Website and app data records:
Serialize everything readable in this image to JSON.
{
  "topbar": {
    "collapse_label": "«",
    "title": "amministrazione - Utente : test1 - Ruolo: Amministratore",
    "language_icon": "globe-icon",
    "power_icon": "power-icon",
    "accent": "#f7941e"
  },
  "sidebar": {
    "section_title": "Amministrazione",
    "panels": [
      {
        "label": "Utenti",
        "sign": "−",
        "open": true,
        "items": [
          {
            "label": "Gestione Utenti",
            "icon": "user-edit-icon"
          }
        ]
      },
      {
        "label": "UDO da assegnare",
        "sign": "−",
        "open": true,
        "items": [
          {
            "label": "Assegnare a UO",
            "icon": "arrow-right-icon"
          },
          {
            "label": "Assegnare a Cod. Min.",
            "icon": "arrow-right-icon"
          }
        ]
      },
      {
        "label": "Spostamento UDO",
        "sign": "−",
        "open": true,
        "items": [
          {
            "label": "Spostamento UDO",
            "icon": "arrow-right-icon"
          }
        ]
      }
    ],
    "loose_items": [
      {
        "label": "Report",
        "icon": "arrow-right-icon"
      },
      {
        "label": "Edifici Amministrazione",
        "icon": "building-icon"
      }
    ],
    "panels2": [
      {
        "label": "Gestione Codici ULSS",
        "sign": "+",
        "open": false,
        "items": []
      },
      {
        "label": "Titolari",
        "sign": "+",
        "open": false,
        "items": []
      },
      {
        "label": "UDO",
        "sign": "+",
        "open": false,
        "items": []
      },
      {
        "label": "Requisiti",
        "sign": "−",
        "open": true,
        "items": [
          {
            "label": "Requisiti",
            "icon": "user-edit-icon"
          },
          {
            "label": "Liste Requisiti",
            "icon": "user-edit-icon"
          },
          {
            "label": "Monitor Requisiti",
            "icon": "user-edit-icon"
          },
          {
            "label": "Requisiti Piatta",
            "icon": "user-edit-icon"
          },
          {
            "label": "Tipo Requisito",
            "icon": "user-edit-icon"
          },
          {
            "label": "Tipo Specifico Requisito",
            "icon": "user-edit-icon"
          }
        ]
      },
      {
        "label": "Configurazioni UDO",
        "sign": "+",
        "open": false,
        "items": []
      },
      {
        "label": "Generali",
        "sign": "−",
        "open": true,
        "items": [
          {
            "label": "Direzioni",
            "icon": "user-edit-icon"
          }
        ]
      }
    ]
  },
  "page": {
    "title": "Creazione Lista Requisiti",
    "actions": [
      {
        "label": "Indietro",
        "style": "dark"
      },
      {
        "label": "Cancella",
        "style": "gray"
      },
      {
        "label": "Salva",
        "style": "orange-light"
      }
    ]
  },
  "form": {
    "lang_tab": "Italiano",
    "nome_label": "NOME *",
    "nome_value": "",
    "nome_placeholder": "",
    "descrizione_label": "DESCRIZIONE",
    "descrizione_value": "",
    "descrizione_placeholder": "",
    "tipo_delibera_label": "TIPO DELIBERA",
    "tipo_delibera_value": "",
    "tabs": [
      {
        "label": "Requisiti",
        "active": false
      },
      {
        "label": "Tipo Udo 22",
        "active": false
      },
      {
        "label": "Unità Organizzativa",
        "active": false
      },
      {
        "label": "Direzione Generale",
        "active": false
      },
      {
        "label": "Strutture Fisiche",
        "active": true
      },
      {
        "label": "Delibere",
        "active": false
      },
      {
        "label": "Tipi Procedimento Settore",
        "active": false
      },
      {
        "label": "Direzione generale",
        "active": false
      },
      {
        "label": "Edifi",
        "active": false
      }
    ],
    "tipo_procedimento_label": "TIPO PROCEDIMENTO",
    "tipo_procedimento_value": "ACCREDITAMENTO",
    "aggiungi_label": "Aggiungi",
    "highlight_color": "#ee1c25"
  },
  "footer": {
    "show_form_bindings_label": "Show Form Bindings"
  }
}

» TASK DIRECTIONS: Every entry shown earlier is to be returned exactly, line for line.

» TASK RESPONSE:
Serialize everything readable in this image to JSON.
{
  "topbar": {
    "collapse_label": "«",
    "title": "amministrazione - Utente : test1 - Ruolo: Amministratore",
    "language_icon": "globe-icon",
    "power_icon": "power-icon",
    "accent": "#f7941e"
  },
  "sidebar": {
    "section_title": "Amministrazione",
    "panels": [
      {
        "label": "Utenti",
        "sign": "−",
        "open": true,
        "items": [
          {
            "label": "Gestione Utenti",
            "icon": "user-edit-icon"
          }
        ]
      },
      {
        "label": "UDO da assegnare",
        "sign": "−",
        "open": true,
        "items": [
          {
            "label": "Assegnare a UO",
            "icon": "arrow-right-icon"
          },
          {
            "label": "Assegnare a Cod. Min.",
            "icon": "arrow-right-icon"
          }
        ]
      },
      {
        "label": "Spostamento UDO",
        "sign": "−",
        "open": true,
        "items": [
          {
            "label": "Spostamento UDO",
            "icon": "arrow-right-icon"
          }
        ]
      }
    ],
    "loose_items": [
      {
        "label": "Report",
        "icon": "arrow-right-icon"
      },
      {
        "label": "Edifici Amministrazione",
        "icon": "building-icon"
      }
    ],
    "panels2": [
      {
        "label": "Gestione Codici ULSS",
        "sign": "+",
        "open": false,
        "items": []
      },
      {
        "label": "Titolari",
        "sign": "+",
        "open": false,
        "items": []
      },
      {
        "label": "UDO",
        "sign": "+",
        "open": false,
        "items": []
      },
      {
        "label": "Requisiti",
        "sign": "−",
        "open": true,
        "items": [
          {
            "label": "Requisiti",
            "icon": "user-edit-icon"
          },
          {
            "label": "Liste Requisiti",
            "icon": "user-edit-icon"
          },
          {
            "label": "Monitor Requisiti",
            "icon": "user-edit-icon"
          },
          {
            "label": "Requisiti Piatta",
            "icon": "user-edit-icon"
          },
          {
            "label": "Tipo Requisito",
            "icon": "user-edit-icon"
          },
          {
            "label": "Tipo Specifico Requisito",
            "icon": "user-edit-icon"
          }
        ]
      },
      {
        "label": "Configurazioni UDO",
        "sign": "+",
        "open": false,
        "items": []
      },
      {
        "label": "Generali",
        "sign": "−",
        "open": true,
        "items": [
          {
            "label": "Direzioni",
            "icon": "user-edit-icon"
          }
        ]
      }
    ]
  },
  "page": {
    "title": "Creazione Lista Requisiti",
    "actions": [
      {
        "label": "Indietro",
        "style": "dark"
      },
      {
        "label": "Cancella",
        "style": "gray"
      },
      {
        "label": "Salva",
        "style": "orange-light"
      }
    ]
  },
  "form": {
    "lang_tab": "Italiano",
    "nome_label": "NOME *",
    "nome_value": "",
    "nome_placeholder": "",
    "descrizione_label": "DESCRIZIONE",
    "descrizione_value": "",
    "descrizione_placeholder": "",
    "tipo_delibera_label": "TIPO DELIBERA",
    "tipo_delibera_value": "",
    "tabs": [
      {
        "label": "Requisiti",
        "active": false
      },
      {
        "label": "Tipo Udo 22",
        "active": false
      },
      {
        "label": "Unità Organizzativa",
        "active": false
      },
      {
        "label": "Direzione Generale",
        "active": false
      },
      {
        "label": "Strutture Fisiche",
        "active": true
      },
      {
        "label": "Delibere",
        "active": false
      },
      {
        "label": "Tipi Procedimento Settore",
        "active": false
      },
      {
        "label": "Direzione generale",
        "active": false
      },
      {
        "label": "Edifi",
        "active": false
      }
    ],
    "tipo_procedimento_label": "TIPO PROCEDIMENTO",
    "tipo_procedimento_value": "ACCREDITAMENTO",
    "aggiungi_label": "Aggiungi",
    "highlight_color": "#ee1c25"
  },
  "footer": {
    "show_form_bindings_label": "Show Form Bindings"
  }
}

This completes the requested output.